- _WHAT NEEDS TO BE DONE_: Return each line of the entries that holds the string "text".

****************

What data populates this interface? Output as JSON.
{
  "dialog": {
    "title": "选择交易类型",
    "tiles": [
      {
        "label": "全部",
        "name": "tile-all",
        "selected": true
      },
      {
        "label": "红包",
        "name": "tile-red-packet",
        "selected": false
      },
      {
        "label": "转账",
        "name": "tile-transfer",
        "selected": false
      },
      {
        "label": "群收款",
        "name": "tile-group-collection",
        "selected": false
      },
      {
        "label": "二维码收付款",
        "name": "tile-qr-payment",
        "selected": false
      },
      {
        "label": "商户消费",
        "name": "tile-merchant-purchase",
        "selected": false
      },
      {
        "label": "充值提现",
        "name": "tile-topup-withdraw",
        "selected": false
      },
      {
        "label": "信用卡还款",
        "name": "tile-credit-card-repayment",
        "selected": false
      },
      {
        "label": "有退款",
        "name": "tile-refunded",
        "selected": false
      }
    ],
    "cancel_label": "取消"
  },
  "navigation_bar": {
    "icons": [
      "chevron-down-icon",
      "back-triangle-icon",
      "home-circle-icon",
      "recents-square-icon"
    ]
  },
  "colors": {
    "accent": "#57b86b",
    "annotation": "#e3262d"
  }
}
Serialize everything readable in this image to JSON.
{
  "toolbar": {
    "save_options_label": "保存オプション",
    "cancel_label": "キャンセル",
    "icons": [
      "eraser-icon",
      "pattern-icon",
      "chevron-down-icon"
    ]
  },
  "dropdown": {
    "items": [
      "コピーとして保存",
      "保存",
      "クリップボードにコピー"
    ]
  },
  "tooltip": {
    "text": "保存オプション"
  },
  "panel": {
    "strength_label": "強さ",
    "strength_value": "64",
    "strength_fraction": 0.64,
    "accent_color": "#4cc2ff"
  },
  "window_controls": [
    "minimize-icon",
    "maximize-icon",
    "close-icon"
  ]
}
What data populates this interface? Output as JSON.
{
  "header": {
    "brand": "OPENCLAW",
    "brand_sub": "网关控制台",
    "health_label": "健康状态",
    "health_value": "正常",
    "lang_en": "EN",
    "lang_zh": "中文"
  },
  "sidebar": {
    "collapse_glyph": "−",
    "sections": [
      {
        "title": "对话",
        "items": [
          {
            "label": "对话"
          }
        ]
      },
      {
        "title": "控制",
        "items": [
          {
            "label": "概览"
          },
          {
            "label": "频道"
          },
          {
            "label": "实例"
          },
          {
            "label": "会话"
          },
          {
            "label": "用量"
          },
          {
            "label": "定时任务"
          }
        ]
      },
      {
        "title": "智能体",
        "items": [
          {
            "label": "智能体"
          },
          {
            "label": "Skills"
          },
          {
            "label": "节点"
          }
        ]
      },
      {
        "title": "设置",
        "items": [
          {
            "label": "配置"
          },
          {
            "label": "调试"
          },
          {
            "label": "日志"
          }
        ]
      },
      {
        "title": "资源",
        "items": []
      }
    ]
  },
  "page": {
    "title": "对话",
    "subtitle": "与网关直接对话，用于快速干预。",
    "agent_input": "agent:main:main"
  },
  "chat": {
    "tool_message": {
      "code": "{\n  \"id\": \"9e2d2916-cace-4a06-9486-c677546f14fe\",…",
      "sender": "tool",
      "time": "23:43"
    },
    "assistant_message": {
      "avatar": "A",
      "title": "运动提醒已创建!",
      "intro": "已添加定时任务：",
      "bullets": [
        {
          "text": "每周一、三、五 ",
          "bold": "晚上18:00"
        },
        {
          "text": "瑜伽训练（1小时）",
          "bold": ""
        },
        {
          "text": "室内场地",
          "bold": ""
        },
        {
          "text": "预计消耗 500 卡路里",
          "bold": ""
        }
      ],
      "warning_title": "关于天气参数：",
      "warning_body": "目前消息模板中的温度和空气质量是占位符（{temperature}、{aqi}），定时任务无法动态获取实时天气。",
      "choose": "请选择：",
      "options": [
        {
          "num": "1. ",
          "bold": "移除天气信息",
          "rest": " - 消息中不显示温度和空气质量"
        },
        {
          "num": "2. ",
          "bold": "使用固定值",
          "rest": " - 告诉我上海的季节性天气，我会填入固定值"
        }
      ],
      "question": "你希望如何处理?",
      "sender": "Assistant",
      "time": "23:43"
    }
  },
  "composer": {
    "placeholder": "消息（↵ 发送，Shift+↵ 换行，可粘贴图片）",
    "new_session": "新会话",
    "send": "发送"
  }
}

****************

- _WRITTEN REPLY_:
    "text": "保存オプション"
          "text": "每周一、三、五 ",
          "text": "瑜伽训练（1小时）",
          "text": "室内场地",
          "text": "预计消耗 500 卡路里",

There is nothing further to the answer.